WHAT IS EXPECTED:
Where the word "hint" occurs in a line of the listing below, copy that line.

EXCERPTED RECORDS:
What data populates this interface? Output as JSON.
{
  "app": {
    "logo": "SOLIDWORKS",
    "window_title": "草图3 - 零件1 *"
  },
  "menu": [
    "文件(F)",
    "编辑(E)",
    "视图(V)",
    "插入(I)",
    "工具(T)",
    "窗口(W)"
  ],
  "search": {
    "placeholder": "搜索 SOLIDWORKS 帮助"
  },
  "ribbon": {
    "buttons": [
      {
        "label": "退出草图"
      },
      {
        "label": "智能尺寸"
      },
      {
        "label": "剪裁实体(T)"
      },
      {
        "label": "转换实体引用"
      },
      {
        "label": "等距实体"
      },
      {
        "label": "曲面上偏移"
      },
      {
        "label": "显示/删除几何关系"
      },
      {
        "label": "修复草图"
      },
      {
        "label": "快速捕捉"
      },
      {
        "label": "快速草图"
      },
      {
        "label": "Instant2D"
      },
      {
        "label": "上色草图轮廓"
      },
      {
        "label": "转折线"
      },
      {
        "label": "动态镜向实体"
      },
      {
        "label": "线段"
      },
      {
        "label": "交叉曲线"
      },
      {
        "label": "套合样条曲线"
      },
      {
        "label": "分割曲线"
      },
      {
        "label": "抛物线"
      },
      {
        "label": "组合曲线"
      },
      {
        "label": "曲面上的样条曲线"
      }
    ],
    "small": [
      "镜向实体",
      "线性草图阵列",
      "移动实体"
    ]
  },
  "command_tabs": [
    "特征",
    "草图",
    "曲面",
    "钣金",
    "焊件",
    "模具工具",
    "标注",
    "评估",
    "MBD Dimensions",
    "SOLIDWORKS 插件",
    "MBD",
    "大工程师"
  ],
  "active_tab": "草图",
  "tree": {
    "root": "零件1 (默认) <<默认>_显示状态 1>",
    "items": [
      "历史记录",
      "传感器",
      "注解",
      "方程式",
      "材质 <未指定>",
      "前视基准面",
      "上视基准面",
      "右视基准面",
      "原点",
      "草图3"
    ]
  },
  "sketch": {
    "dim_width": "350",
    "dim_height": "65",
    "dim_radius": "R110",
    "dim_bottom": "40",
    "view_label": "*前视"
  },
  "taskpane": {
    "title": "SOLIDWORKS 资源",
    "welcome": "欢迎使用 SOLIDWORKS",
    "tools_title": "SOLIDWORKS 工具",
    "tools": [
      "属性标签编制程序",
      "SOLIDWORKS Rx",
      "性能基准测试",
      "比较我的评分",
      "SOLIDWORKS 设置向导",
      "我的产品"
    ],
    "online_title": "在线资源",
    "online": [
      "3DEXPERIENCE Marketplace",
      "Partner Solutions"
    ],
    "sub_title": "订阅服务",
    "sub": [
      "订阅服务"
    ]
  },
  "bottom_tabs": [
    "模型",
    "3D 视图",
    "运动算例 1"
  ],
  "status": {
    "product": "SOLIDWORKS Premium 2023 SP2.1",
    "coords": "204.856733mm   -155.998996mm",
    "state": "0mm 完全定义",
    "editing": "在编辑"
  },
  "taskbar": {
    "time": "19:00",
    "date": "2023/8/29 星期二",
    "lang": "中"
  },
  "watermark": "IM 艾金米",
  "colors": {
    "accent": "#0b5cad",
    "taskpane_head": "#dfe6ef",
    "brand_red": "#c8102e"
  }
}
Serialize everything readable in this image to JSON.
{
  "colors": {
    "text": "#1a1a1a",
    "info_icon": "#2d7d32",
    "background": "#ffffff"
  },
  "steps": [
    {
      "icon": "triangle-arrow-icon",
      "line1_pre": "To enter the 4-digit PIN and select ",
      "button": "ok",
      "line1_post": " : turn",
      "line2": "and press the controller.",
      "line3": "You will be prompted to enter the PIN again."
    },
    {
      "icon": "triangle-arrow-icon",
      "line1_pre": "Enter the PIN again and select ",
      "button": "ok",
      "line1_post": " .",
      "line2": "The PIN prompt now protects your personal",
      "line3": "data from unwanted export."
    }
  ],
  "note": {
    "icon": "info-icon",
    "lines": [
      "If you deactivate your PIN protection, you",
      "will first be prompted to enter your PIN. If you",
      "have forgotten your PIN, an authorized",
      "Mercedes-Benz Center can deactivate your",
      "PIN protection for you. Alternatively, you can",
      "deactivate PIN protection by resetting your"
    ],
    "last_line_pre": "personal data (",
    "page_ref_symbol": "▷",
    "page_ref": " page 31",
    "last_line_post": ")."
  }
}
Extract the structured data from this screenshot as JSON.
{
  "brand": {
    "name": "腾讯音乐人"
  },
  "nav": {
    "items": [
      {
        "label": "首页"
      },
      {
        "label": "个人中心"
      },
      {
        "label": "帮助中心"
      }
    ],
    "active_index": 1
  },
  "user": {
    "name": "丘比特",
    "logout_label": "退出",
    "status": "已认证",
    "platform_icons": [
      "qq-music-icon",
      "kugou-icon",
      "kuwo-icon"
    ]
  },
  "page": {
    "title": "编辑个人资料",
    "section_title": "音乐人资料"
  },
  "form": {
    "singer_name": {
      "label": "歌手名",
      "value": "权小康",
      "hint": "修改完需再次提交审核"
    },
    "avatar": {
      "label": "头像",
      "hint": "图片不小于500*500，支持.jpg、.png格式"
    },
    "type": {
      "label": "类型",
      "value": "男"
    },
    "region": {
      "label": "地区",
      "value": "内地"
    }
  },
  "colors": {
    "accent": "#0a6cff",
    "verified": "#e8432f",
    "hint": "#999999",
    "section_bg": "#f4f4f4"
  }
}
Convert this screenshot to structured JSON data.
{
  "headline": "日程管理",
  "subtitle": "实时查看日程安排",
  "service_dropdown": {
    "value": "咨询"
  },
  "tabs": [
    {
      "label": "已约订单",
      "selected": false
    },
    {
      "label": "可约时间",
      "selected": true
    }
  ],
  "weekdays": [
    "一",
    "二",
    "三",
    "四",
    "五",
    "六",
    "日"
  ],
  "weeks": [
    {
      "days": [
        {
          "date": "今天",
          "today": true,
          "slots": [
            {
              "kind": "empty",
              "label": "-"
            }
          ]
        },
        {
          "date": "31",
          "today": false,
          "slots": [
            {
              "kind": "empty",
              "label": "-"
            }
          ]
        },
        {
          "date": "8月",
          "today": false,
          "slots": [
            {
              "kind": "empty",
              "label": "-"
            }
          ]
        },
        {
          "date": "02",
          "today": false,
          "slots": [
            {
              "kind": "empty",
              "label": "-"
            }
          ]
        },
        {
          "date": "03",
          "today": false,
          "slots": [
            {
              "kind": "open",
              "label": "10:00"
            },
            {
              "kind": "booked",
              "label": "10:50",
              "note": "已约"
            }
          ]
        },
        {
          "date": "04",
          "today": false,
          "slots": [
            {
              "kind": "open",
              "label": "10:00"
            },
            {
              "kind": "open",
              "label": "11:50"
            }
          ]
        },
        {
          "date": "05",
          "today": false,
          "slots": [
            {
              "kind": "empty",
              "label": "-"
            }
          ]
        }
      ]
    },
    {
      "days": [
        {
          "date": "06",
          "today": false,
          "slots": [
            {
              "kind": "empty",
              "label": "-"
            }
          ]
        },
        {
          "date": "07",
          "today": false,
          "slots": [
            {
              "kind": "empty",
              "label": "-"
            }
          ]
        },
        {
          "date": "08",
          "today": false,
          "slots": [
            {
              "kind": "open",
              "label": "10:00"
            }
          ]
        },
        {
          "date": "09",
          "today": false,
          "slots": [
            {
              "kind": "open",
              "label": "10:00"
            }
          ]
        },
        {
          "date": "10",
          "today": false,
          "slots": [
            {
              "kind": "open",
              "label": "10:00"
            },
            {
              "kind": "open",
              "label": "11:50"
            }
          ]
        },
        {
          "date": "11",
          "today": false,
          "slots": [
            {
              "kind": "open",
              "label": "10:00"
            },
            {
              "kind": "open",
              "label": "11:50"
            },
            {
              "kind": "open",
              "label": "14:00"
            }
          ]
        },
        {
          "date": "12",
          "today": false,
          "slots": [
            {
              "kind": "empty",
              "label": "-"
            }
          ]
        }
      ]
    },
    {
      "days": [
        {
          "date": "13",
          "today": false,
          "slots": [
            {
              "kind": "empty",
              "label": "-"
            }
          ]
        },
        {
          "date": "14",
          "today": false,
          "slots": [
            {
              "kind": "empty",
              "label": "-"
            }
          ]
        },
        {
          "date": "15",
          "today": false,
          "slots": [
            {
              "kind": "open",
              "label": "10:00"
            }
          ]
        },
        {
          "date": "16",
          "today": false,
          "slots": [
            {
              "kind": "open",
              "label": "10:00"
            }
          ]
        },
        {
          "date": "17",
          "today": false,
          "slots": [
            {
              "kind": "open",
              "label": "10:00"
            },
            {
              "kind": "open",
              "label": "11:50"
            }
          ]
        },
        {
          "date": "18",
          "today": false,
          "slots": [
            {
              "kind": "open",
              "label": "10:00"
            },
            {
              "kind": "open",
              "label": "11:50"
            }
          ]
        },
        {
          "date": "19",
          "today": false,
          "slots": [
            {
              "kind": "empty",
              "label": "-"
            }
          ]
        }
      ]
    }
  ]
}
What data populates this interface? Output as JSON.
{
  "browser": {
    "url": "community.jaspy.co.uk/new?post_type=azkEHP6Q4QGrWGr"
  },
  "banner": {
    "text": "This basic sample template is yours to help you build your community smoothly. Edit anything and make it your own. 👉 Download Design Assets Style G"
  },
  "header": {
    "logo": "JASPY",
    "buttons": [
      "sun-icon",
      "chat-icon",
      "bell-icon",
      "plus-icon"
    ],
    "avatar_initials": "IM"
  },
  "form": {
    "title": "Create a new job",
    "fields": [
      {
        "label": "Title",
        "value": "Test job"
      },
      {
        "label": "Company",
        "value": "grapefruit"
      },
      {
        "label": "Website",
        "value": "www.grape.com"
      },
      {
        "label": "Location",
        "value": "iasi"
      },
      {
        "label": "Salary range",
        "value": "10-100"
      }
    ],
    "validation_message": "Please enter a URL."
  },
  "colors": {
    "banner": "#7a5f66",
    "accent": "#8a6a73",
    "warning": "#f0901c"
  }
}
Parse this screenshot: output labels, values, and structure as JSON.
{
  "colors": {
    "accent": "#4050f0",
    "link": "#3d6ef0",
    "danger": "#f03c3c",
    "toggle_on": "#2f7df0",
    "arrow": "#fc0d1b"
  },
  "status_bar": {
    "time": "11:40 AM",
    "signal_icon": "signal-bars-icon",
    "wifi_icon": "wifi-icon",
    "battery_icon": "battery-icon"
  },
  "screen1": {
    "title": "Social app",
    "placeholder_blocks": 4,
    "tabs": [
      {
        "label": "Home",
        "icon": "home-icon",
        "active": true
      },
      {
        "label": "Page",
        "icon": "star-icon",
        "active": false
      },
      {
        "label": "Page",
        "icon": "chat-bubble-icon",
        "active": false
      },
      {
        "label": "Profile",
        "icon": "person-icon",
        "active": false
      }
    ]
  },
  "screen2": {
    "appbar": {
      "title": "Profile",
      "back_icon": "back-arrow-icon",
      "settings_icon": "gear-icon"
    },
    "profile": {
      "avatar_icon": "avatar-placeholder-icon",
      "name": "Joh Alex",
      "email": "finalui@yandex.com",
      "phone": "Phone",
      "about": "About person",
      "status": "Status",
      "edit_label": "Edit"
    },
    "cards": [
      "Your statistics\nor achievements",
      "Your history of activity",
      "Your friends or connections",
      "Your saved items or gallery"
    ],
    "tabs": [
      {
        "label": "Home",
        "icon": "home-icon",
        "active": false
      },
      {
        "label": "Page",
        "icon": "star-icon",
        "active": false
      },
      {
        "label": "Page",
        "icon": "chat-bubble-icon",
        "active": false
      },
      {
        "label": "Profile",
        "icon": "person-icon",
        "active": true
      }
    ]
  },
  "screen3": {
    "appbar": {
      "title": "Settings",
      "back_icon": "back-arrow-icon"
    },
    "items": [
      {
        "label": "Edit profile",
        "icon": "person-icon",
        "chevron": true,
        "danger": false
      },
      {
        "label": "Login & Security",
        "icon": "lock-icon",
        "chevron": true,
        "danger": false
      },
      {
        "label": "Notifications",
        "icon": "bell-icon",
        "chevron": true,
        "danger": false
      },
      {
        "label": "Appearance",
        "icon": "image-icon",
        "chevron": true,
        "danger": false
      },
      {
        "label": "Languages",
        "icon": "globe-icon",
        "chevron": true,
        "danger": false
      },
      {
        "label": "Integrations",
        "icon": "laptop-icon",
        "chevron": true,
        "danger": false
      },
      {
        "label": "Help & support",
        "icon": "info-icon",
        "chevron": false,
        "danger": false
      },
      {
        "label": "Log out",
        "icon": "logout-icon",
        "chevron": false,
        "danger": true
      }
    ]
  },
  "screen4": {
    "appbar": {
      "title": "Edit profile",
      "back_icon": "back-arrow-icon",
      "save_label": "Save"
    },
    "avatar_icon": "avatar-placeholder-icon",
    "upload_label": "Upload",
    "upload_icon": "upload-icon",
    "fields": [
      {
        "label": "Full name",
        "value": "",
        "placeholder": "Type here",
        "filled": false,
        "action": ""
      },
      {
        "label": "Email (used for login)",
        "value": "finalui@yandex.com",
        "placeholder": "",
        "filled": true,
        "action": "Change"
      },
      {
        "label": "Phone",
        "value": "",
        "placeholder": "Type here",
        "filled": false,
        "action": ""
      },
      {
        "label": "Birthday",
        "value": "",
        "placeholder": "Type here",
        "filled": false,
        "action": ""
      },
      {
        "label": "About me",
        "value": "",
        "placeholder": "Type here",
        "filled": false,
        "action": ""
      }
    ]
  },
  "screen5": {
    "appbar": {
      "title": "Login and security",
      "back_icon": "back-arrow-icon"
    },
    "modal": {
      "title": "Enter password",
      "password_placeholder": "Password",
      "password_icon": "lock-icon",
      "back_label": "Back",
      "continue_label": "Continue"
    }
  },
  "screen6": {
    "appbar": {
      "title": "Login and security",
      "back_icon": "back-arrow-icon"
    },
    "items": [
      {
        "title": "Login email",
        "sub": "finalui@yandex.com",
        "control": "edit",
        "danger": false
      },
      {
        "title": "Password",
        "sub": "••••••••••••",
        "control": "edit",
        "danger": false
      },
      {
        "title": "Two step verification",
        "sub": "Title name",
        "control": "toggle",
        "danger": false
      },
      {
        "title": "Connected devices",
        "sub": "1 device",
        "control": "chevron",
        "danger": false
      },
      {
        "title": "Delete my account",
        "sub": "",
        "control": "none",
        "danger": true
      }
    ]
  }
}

COMPLETED TASK:
      "hint": "修改完需再次提交审核"
      "hint": "图片不小于500*500，支持.jpg、.png格式"
    "hint": "#999999",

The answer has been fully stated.